▶
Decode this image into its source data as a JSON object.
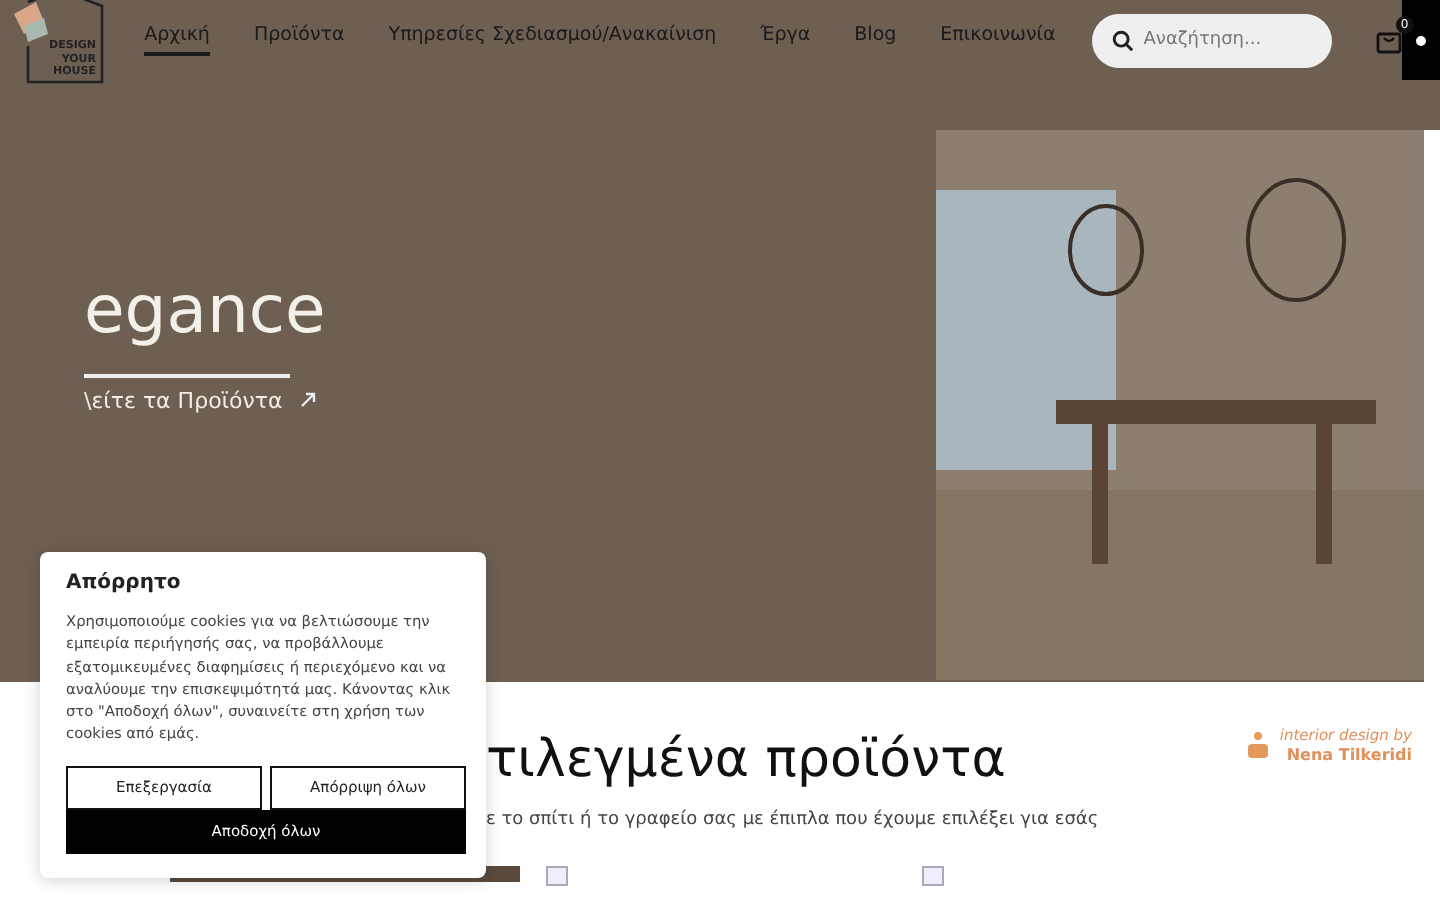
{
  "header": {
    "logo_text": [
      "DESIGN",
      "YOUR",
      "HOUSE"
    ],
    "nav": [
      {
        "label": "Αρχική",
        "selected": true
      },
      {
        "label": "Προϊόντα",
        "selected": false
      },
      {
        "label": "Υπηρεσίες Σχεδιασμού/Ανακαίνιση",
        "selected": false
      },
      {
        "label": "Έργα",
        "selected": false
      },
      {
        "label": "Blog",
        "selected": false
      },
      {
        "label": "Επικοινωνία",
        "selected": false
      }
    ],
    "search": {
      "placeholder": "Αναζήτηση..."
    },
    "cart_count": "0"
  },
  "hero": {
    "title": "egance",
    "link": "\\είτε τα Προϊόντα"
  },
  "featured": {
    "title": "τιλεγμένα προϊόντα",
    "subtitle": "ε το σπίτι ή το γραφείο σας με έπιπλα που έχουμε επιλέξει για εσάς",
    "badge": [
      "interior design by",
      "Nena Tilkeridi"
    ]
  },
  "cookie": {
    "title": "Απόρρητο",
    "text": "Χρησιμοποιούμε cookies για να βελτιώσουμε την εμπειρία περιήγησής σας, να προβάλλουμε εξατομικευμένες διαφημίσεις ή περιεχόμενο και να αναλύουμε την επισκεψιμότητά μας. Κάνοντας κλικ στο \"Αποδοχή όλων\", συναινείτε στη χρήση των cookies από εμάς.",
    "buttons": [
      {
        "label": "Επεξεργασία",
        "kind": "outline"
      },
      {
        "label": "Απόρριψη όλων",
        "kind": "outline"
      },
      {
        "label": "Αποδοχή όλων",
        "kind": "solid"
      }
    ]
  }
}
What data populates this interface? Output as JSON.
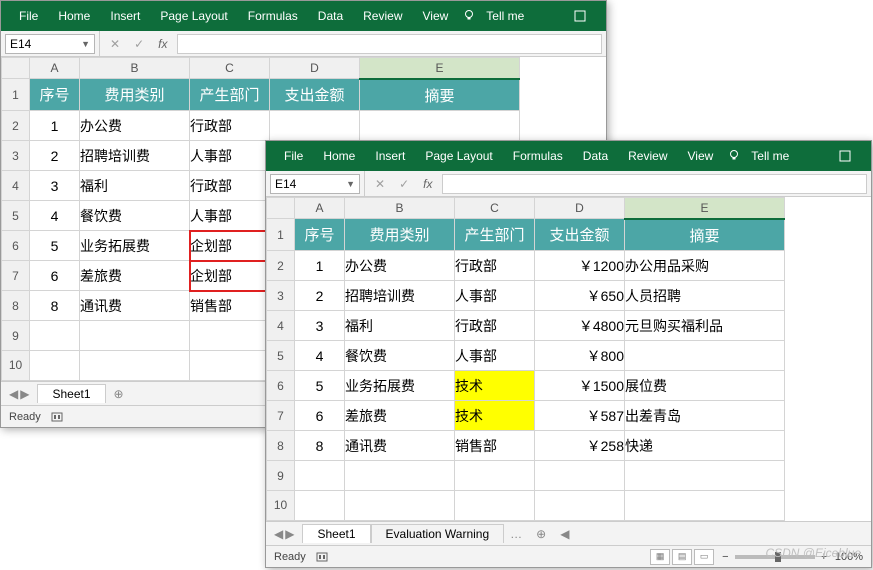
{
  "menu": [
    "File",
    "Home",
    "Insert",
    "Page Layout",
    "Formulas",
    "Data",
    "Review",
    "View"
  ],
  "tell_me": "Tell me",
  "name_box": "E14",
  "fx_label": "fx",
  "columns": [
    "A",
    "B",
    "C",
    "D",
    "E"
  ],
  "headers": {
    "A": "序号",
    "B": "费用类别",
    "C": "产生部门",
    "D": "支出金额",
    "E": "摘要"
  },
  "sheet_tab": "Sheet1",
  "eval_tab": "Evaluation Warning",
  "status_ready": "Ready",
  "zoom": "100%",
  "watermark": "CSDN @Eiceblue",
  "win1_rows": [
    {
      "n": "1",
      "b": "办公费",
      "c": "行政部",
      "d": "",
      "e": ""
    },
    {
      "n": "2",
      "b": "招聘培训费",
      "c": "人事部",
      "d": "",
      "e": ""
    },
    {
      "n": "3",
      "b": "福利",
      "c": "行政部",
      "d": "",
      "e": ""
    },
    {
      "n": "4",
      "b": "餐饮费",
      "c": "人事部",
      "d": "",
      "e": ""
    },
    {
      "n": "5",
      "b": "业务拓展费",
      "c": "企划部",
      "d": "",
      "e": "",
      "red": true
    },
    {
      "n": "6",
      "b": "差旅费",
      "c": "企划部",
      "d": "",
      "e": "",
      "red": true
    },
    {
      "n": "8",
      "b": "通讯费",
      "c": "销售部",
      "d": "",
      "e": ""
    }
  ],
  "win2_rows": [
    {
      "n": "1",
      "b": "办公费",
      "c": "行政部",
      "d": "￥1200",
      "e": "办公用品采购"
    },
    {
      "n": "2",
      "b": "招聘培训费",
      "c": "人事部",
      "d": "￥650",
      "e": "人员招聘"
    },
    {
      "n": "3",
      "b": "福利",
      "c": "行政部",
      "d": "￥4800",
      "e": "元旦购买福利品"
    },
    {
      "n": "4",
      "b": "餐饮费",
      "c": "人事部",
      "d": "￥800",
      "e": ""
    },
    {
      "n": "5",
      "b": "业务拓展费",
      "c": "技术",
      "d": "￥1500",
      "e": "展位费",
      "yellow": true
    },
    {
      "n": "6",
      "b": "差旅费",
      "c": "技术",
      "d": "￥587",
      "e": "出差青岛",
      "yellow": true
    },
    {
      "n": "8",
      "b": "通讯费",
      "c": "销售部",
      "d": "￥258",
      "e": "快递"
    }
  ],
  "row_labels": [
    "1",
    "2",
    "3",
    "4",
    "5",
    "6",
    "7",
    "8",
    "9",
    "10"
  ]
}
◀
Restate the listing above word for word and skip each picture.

Decode this image into its source data as a JSON object.
{
  "header": {
    "logo_text": [
      "DESIGN",
      "YOUR",
      "HOUSE"
    ],
    "nav": [
      {
        "label": "Αρχική",
        "selected": true
      },
      {
        "label": "Προϊόντα",
        "selected": false
      },
      {
        "label": "Υπηρεσίες Σχεδιασμού/Ανακαίνιση",
        "selected": false
      },
      {
        "label": "Έργα",
        "selected": false
      },
      {
        "label": "Blog",
        "selected": false
      },
      {
        "label": "Επικοινωνία",
        "selected": false
      }
    ],
    "search": {
      "placeholder": "Αναζήτηση..."
    },
    "cart_count": "0"
  },
  "hero": {
    "title": "egance",
    "link": "\\είτε τα Προϊόντα"
  },
  "featured": {
    "title": "τιλεγμένα προϊόντα",
    "subtitle": "ε το σπίτι ή το γραφείο σας με έπιπλα που έχουμε επιλέξει για εσάς",
    "badge": [
      "interior design by",
      "Nena Tilkeridi"
    ]
  },
  "cookie": {
    "title": "Απόρρητο",
    "text": "Χρησιμοποιούμε cookies για να βελτιώσουμε την εμπειρία περιήγησής σας, να προβάλλουμε εξατομικευμένες διαφημίσεις ή περιεχόμενο και να αναλύουμε την επισκεψιμότητά μας. Κάνοντας κλικ στο \"Αποδοχή όλων\", συναινείτε στη χρήση των cookies από εμάς.",
    "buttons": [
      {
        "label": "Επεξεργασία",
        "kind": "outline"
      },
      {
        "label": "Απόρριψη όλων",
        "kind": "outline"
      },
      {
        "label": "Αποδοχή όλων",
        "kind": "solid"
      }
    ]
  }
}
What data populates this interface? Output as JSON.
{
  "menu": [
    "File",
    "Home",
    "Insert",
    "Page Layout",
    "Formulas",
    "Data",
    "Review",
    "View"
  ],
  "tell_me": "Tell me",
  "name_box": "E14",
  "fx_label": "fx",
  "columns": [
    "A",
    "B",
    "C",
    "D",
    "E"
  ],
  "headers": {
    "A": "序号",
    "B": "费用类别",
    "C": "产生部门",
    "D": "支出金额",
    "E": "摘要"
  },
  "sheet_tab": "Sheet1",
  "eval_tab": "Evaluation Warning",
  "status_ready": "Ready",
  "zoom": "100%",
  "watermark": "CSDN @Eiceblue",
  "win1_rows": [
    {
      "n": "1",
      "b": "办公费",
      "c": "行政部",
      "d": "",
      "e": ""
    },
    {
      "n": "2",
      "b": "招聘培训费",
      "c": "人事部",
      "d": "",
      "e": ""
    },
    {
      "n": "3",
      "b": "福利",
      "c": "行政部",
      "d": "",
      "e": ""
    },
    {
      "n": "4",
      "b": "餐饮费",
      "c": "人事部",
      "d": "",
      "e": ""
    },
    {
      "n": "5",
      "b": "业务拓展费",
      "c": "企划部",
      "d": "",
      "e": "",
      "red": true
    },
    {
      "n": "6",
      "b": "差旅费",
      "c": "企划部",
      "d": "",
      "e": "",
      "red": true
    },
    {
      "n": "8",
      "b": "通讯费",
      "c": "销售部",
      "d": "",
      "e": ""
    }
  ],
  "win2_rows": [
    {
      "n": "1",
      "b": "办公费",
      "c": "行政部",
      "d": "￥1200",
      "e": "办公用品采购"
    },
    {
      "n": "2",
      "b": "招聘培训费",
      "c": "人事部",
      "d": "￥650",
      "e": "人员招聘"
    },
    {
      "n": "3",
      "b": "福利",
      "c": "行政部",
      "d": "￥4800",
      "e": "元旦购买福利品"
    },
    {
      "n": "4",
      "b": "餐饮费",
      "c": "人事部",
      "d": "￥800",
      "e": ""
    },
    {
      "n": "5",
      "b": "业务拓展费",
      "c": "技术",
      "d": "￥1500",
      "e": "展位费",
      "yellow": true
    },
    {
      "n": "6",
      "b": "差旅费",
      "c": "技术",
      "d": "￥587",
      "e": "出差青岛",
      "yellow": true
    },
    {
      "n": "8",
      "b": "通讯费",
      "c": "销售部",
      "d": "￥258",
      "e": "快递"
    }
  ],
  "row_labels": [
    "1",
    "2",
    "3",
    "4",
    "5",
    "6",
    "7",
    "8",
    "9",
    "10"
  ]
}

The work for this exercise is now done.